##### TASK INPUT
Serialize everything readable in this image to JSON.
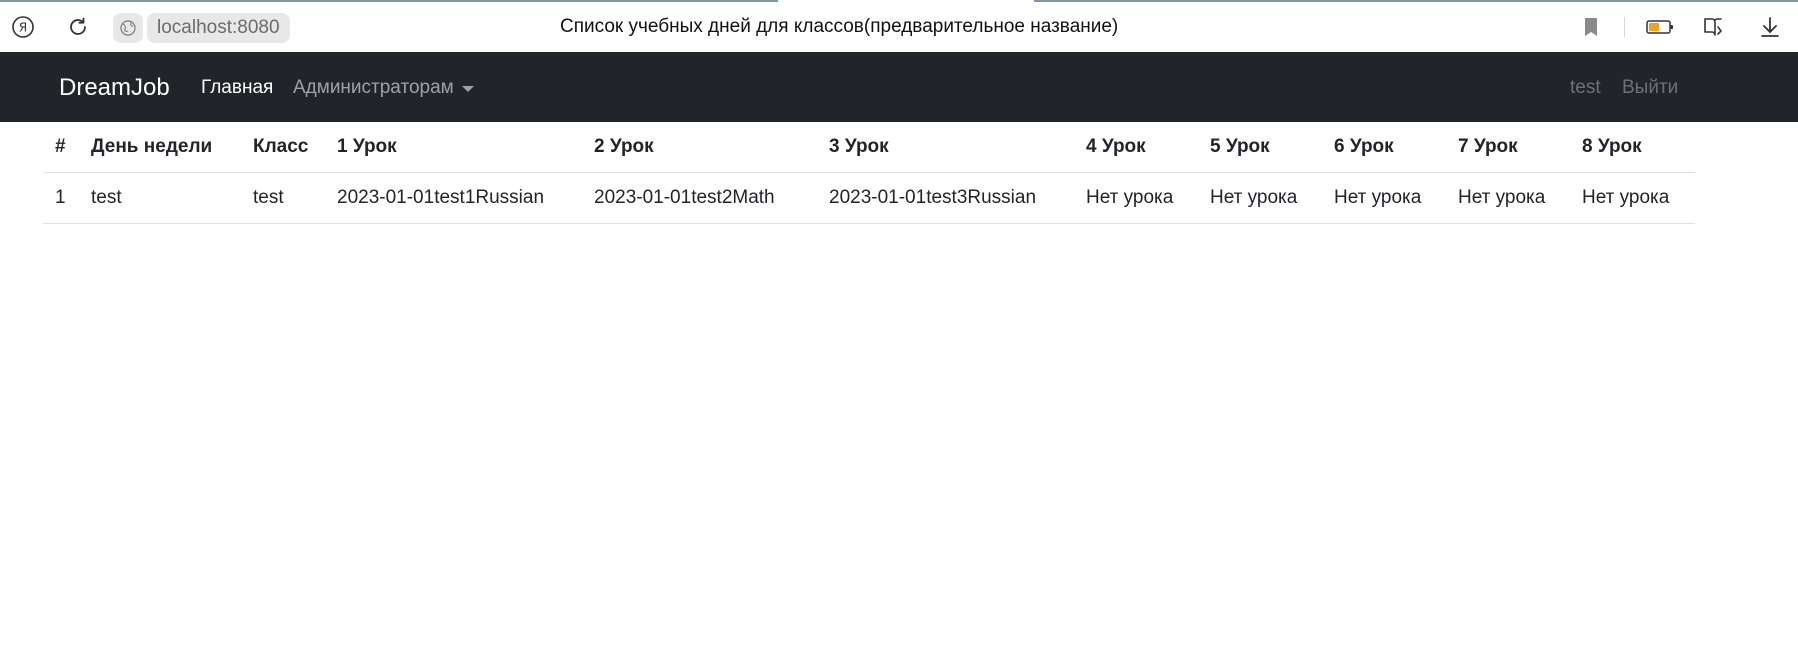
{
  "browser": {
    "url": "localhost:8080",
    "window_title": "Список учебных дней для классов(предварительное название)"
  },
  "navbar": {
    "brand": "DreamJob",
    "home_label": "Главная",
    "admin_label": "Администраторам",
    "user_label": "test",
    "logout_label": "Выйти"
  },
  "table": {
    "headers": [
      "#",
      "День недели",
      "Класс",
      "1 Урок",
      "2 Урок",
      "3 Урок",
      "4 Урок",
      "5 Урок",
      "6 Урок",
      "7 Урок",
      "8 Урок"
    ],
    "rows": [
      [
        "1",
        "test",
        "test",
        "2023-01-01test1Russian",
        "2023-01-01test2Math",
        "2023-01-01test3Russian",
        "Нет урока",
        "Нет урока",
        "Нет урока",
        "Нет урока",
        "Нет урока"
      ]
    ]
  },
  "colors": {
    "navbar_bg": "#212529",
    "accent": "#f0a020"
  },
  "icons": {
    "yandex": "yandex-icon",
    "reload": "reload-icon",
    "site": "site-globe-icon",
    "bookmark": "bookmark-icon",
    "battery": "battery-icon",
    "reader": "reader-mode-icon",
    "download": "download-icon"
  }
}
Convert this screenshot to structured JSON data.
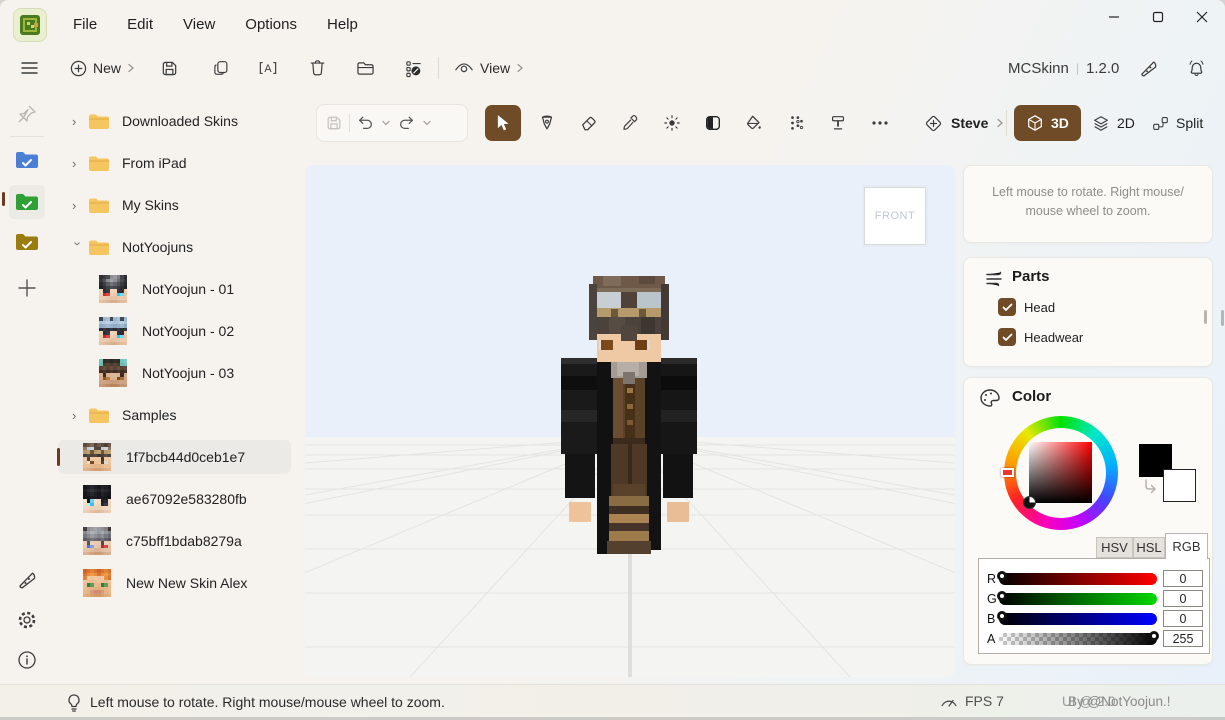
{
  "window": {
    "title": "MCSkinn",
    "title_sep": "|",
    "version": "1.2.0"
  },
  "menu": {
    "items": [
      "File",
      "Edit",
      "View",
      "Options",
      "Help"
    ]
  },
  "toolbar": {
    "new_label": "New",
    "view_label": "View"
  },
  "editor": {
    "model_label": "Steve",
    "mode_3d": "3D",
    "mode_2d": "2D",
    "mode_split": "Split"
  },
  "viewport": {
    "front_label": "FRONT"
  },
  "panels": {
    "tip": "Left mouse to rotate. Right mouse/ mouse wheel to zoom.",
    "parts": {
      "title": "Parts",
      "items": [
        {
          "label": "Head",
          "checked": true
        },
        {
          "label": "Headwear",
          "checked": true
        }
      ]
    },
    "color": {
      "title": "Color",
      "tabs": [
        "HSV",
        "HSL",
        "RGB"
      ],
      "active_tab": "RGB",
      "channels": [
        {
          "label": "R",
          "value": "0",
          "track": "tr-r",
          "thumb_at_end": false
        },
        {
          "label": "G",
          "value": "0",
          "track": "tr-g",
          "thumb_at_end": false
        },
        {
          "label": "B",
          "value": "0",
          "track": "tr-b",
          "thumb_at_end": false
        },
        {
          "label": "A",
          "value": "255",
          "track": "tr-a",
          "thumb_at_end": true
        }
      ],
      "primary_swatch": "#000000",
      "secondary_swatch": "#ffffff"
    }
  },
  "status": {
    "tip": "Left mouse to rotate. Right mouse/mouse wheel to zoom.",
    "fps_label": "FPS",
    "fps_value": "7",
    "credit_back": "UI @ 2.0",
    "credit_front": "By @NotYoojun.!"
  },
  "colors": {
    "accent_brown": "#6f4b27",
    "folder_yellow": "#f5c65f",
    "folder_tab": "#e8b04a",
    "rail_blue": "#4b7fd6",
    "rail_green": "#2fa035",
    "rail_olive": "#9a7d0e",
    "sky": "#e9f0f9",
    "floor": "#f4f4f2",
    "selection_bg": "#eceae6",
    "selection_bar": "#6b3a20"
  },
  "tree": {
    "rows": [
      {
        "kind": "folder",
        "label": "Downloaded Skins",
        "expanded": false
      },
      {
        "kind": "folder",
        "label": "From iPad",
        "expanded": false
      },
      {
        "kind": "folder",
        "label": "My Skins",
        "expanded": false
      },
      {
        "kind": "folder",
        "label": "NotYoojuns",
        "expanded": true
      },
      {
        "kind": "skin",
        "label": "NotYoojun - 01",
        "thumb": "t01",
        "child": true
      },
      {
        "kind": "skin",
        "label": "NotYoojun - 02",
        "thumb": "t02",
        "child": true
      },
      {
        "kind": "skin",
        "label": "NotYoojun - 03",
        "thumb": "t03",
        "child": true
      },
      {
        "kind": "folder",
        "label": "Samples",
        "expanded": false
      },
      {
        "kind": "skin",
        "label": "1f7bcb44d0ceb1e7",
        "thumb": "t1f",
        "selected": true
      },
      {
        "kind": "skin",
        "label": "ae67092e583280fb",
        "thumb": "tae"
      },
      {
        "kind": "skin",
        "label": "c75bff1bdab8279a",
        "thumb": "tc7"
      },
      {
        "kind": "skin",
        "label": "New New Skin Alex",
        "thumb": "tal"
      }
    ]
  },
  "thumbs": {
    "t01": [
      "#2f2f33 #3b3b3f #4a4a4e #8d8d93 #9a9aa1 #7e7e85 #44444a #2c2c30",
      "#3a3a3e #55555b #8a8a91 #a3a3ab #8f8f97 #6b6b73 #4c4c52 #333337",
      "#2b2b2f #3e3e44 #5a5a61 #72727a #63636b #4e4e55 #3a3a40 #292a2e",
      "#232327 #2f2f35 #3f3f46 #4c4c53 #45454c #38383f #2d2d33 #212125",
      "#f0d7bd #2e2e32 #3a3a3e #f0d7bd #edd2b8 #323236 #2c2c30 #eccfb5",
      "#eecfb4 #c22f2f #e04545 #eecfb4 #e9c9ae #35c4ee #6fdcf7 #e6c5aa",
      "#ecccb0 #ecccb0 #e8c6aa #e5c2a6 #e5c2a6 #e8c6aa #ecccb0 #ecccb0",
      "#e5c0a2 #e2bc9e #deb698 #d8ae90 #d8ae90 #deb698 #e2bc9e #e5c0a2"
    ],
    "t02": [
      "#3c4454 #9db7cf #a8c2d8 #3e4656 #9db7cf #a8c2d8 #424a5a #9db7cf",
      "#a9c3d9 #b2cade #bcd2e4 #b2cade #a9c3d9 #b2cade #bcd2e4 #a9c3d9",
      "#8fa9c0 #97b1c8 #9fb9d0 #97b1c8 #8fa9c0 #97b1c8 #9fb9d0 #8fa9c0",
      "#2e2e34 #3a3a42 #2e2e34 #363640 #2e2e34 #3a3a42 #2e2e34 #363640",
      "#f0d7bd #2e2e32 #3a3a3e #f0d7bd #edd2b8 #323236 #2c2c30 #eccfb5",
      "#eecfb4 #c22f2f #e04545 #eecfb4 #e9c9ae #35c4ee #6fdcf7 #e6c5aa",
      "#ecccb0 #ecccb0 #e8c6aa #e5c2a6 #e5c2a6 #e8c6aa #ecccb0 #ecccb0",
      "#e5c0a2 #e2bc9e #deb698 #d8ae90 #d8ae90 #deb698 #e2bc9e #e5c0a2"
    ],
    "t03": [
      "#77c2ba #2e2a28 #353028 #2b2724 #353028 #2e2a28 #77c2ba #82ccc4",
      "#6fbcb4 #4a3a30 #554438 #4a3a30 #554438 #4a3a30 #6fbcb4 #77c2ba",
      "#5a4334 #6a4f3c #5a4334 #6a4f3c #5a4334 #6a4f3c #5a4334 #64493a",
      "#3c2c22 #49382a #3c2c22 #49382a #3c2c22 #49382a #3c2c22 #44332a",
      "#d9b292 #3a2c24 #d9b292 #ddb898 #ddb898 #d9b292 #3a2c24 #d5ac8c",
      "#d5ac8c #8a5a2a #b67a3a #d9b292 #d9b292 #7a4a22 #a86e34 #d1a686",
      "#cfa483 #cfa483 #cba07e #c79a78 #c79a78 #cba07e #cfa483 #cfa483",
      "#c79a78 #c3946f #bd8c66 #b7845e #b7845e #bd8c66 #c3946f #c79a78"
    ],
    "t1f": [
      "#5d4c3e #6d5a4a #7d6a58 #55463c #6d5a4a #5d4c3e #4d4038 #6d5a4a",
      "#8a7a66 #c3ccd2 #cdd4da #5a4a3e #514239 #c3ccd2 #cdd4da #8a7a66",
      "#b59b6c #bfa576 #6f5839 #b59b6c #bfa576 #6f5839 #b59b6c #bfa576",
      "#4a423b #564c44 #4a423b #51463d #3d3631 #4a423b #564c44 #4a423b",
      "#efc9a3 #4a423b #efc9a3 #efc9a3 #efc9a3 #3d3631 #efc9a3 #efc9a3",
      "#ecc49c #e0e0e0 #7c4a1a #ecc49c #ecc49c #6e3f15 #d8d8d8 #ecc49c",
      "#e9bf96 #e9bf96 #e5b990 #e2b48a #e2b48a #e5b990 #e9bf96 #e9bf96",
      "#e2b48a #deae84 #d8a67c #d29e74 #d29e74 #d8a67c #deae84 #e2b48a"
    ],
    "tae": [
      "#17171b #1d1d23 #26262e #1d1d23 #17171b #22222a #1d1d23 #17171b",
      "#1d1d23 #2a2a32 #34343e #2a2a32 #22222a #2e2e38 #26262e #1d1d23",
      "#15151a #1d1d23 #26262e #1d1d23 #17171b #22222a #1a1a20 #141419",
      "#111116 #17171b #1d1d23 #1a1a20 #15151a #1a1a20 #15151a #101014",
      "#f4e0cc #17171b #60d8f2 #f4e0cc #f2dcc6 #1d1d23 #26262e #f0d8c2",
      "#f2dcc6 #aef0fc #38c0e8 #f2dcc6 #eed4bc #26262e #3a3a44 #ecd0b8",
      "#f0d8c2 #f0d8c2 #eed4bc #ecd0b8 #ecd0b8 #eed4bc #f0d8c2 #f0d8c2",
      "#ecd0b8 #e9cab0 #e5c2a6 #e0ba9c #e0ba9c #e5c2a6 #e9cab0 #ecd0b8"
    ],
    "tc7": [
      "#453e3e #8f8f97 #9a9aa1 #a3a3ab #9a9aa1 #8f8f97 #857f83 #3d3738",
      "#8a8a91 #9fa0a8 #b0b0b8 #a8a8b0 #9a9aa1 #a8a8b0 #9298a0 #7e7e85",
      "#75757d #8a8a91 #9a9aa1 #8f8f97 #82828a #8f8f97 #7a7a82 #6b6b73",
      "#5a5a61 #6b6b73 #75757d #6f6f77 #63636b #6f6f77 #5e5e66 #525259",
      "#ecd0b8 #55555b #ecd0b8 #e9cab0 #e9cab0 #4c4c52 #ecd0b8 #e9cab0",
      "#e9cab0 #4878d8 #7aa0e8 #e9cab0 #e5c2a6 #b03030 #d04848 #e5c2a6",
      "#e5c2a6 #e5c2a6 #e0ba9c #dcb294 #dcb294 #e0ba9c #e5c2a6 #e5c2a6",
      "#dcb294 #d8ac8c #d2a482 #cc9c78 #cc9c78 #d2a482 #d8ac8c #dcb294"
    ],
    "tal": [
      "#c9642a #d8742f #e08438 #d8742f #c9642a #d8742f #e08438 #d8742f",
      "#d8742f #e8903e #f09c46 #e8903e #d8742f #e8903e #f09c46 #e08438",
      "#e08438 #f0c9a2 #eec49c #f0c9a2 #eec49c #f0c9a2 #e8903e #d8742f",
      "#eec49c #ecc096 #eabc90 #ecc096 #eec49c #ecc096 #eabc90 #eec49c",
      "#ecc096 #3a7a3a #5aa05a #eabc90 #e8b88a #3a7a3a #5aa05a #eabc90",
      "#eabc90 #e8b88a #e5b484 #e2b07e #e2b07e #e5b484 #e8b88a #eabc90",
      "#e8b88a #e5b484 #d89a80 #d08c74 #d08c74 #d89a80 #e5b484 #e8b88a",
      "#e2b07e #deaa76 #d8a26e #d29a66 #d29a66 #d8a26e #deaa76 #e2b07e"
    ]
  },
  "character": {
    "blocks": [
      [
        6,
        88,
        36,
        96,
        "#1a1a1a"
      ],
      [
        106,
        88,
        36,
        96,
        "#161616"
      ],
      [
        6,
        88,
        36,
        6,
        "#2e2e2e"
      ],
      [
        106,
        88,
        36,
        6,
        "#2a2a2a"
      ],
      [
        6,
        106,
        36,
        14,
        "#0e0e0e"
      ],
      [
        106,
        106,
        36,
        14,
        "#0c0c0c"
      ],
      [
        6,
        140,
        36,
        12,
        "#262626"
      ],
      [
        106,
        140,
        36,
        12,
        "#222222"
      ],
      [
        10,
        184,
        30,
        44,
        "#141414"
      ],
      [
        108,
        184,
        30,
        44,
        "#121212"
      ],
      [
        14,
        232,
        22,
        20,
        "#eec39c"
      ],
      [
        112,
        232,
        22,
        20,
        "#e9bd96"
      ],
      [
        42,
        90,
        16,
        194,
        "#111111"
      ],
      [
        90,
        90,
        16,
        190,
        "#131313"
      ],
      [
        58,
        108,
        32,
        66,
        "#5c4129"
      ],
      [
        58,
        108,
        10,
        66,
        "#6b4d31"
      ],
      [
        70,
        108,
        10,
        66,
        "#473018"
      ],
      [
        72,
        118,
        6,
        5,
        "#9b7743"
      ],
      [
        72,
        134,
        6,
        5,
        "#8b6839"
      ],
      [
        72,
        150,
        6,
        5,
        "#7b5a31"
      ],
      [
        58,
        168,
        32,
        10,
        "#3c2b1d"
      ],
      [
        56,
        174,
        36,
        52,
        "#4e3926"
      ],
      [
        73,
        174,
        4,
        52,
        "#38291b"
      ],
      [
        58,
        214,
        32,
        14,
        "#5a4129"
      ],
      [
        54,
        226,
        40,
        10,
        "#8a6c42"
      ],
      [
        54,
        236,
        40,
        8,
        "#3f2f22"
      ],
      [
        54,
        244,
        40,
        9,
        "#ab8451"
      ],
      [
        54,
        253,
        40,
        8,
        "#46342a"
      ],
      [
        54,
        261,
        40,
        10,
        "#9c7a4a"
      ],
      [
        52,
        271,
        44,
        13,
        "#53402e"
      ],
      [
        56,
        86,
        36,
        22,
        "#a39b94"
      ],
      [
        62,
        92,
        22,
        14,
        "#b7afa7"
      ],
      [
        68,
        102,
        12,
        12,
        "#7d756e"
      ],
      [
        38,
        6,
        72,
        16,
        "#6e5948"
      ],
      [
        48,
        6,
        18,
        10,
        "#7e6b59"
      ],
      [
        84,
        6,
        16,
        8,
        "#5b4a3e"
      ],
      [
        34,
        14,
        8,
        56,
        "#4b433d"
      ],
      [
        106,
        14,
        8,
        56,
        "#423b35"
      ],
      [
        42,
        18,
        64,
        4,
        "#7c6b57"
      ],
      [
        42,
        22,
        26,
        16,
        "#c7cfd5"
      ],
      [
        80,
        22,
        26,
        16,
        "#bac4cb"
      ],
      [
        66,
        22,
        16,
        16,
        "#514239"
      ],
      [
        42,
        38,
        64,
        9,
        "#b59b6c"
      ],
      [
        56,
        39,
        7,
        8,
        "#6f5839"
      ],
      [
        84,
        39,
        7,
        8,
        "#6f5839"
      ],
      [
        42,
        47,
        64,
        22,
        "#4a423b"
      ],
      [
        54,
        47,
        16,
        24,
        "#564c44"
      ],
      [
        86,
        47,
        14,
        18,
        "#3d3631"
      ],
      [
        42,
        64,
        64,
        28,
        "#efc9a3"
      ],
      [
        66,
        55,
        16,
        16,
        "#51463d"
      ],
      [
        44,
        70,
        3,
        10,
        "#e0e0e0"
      ],
      [
        46,
        70,
        12,
        10,
        "#7c4a1a"
      ],
      [
        80,
        70,
        12,
        10,
        "#6e3f15"
      ],
      [
        92,
        70,
        3,
        10,
        "#d8d8d8"
      ]
    ]
  }
}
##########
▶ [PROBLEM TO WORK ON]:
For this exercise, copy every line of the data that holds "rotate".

▶ [PROBLEM SOLUTION]:
    "tip": "Left mouse to rotate. Right mouse/ mouse wheel to zoom.",
    "tip": "Left mouse to rotate. Right mouse/mouse wheel to zoom.",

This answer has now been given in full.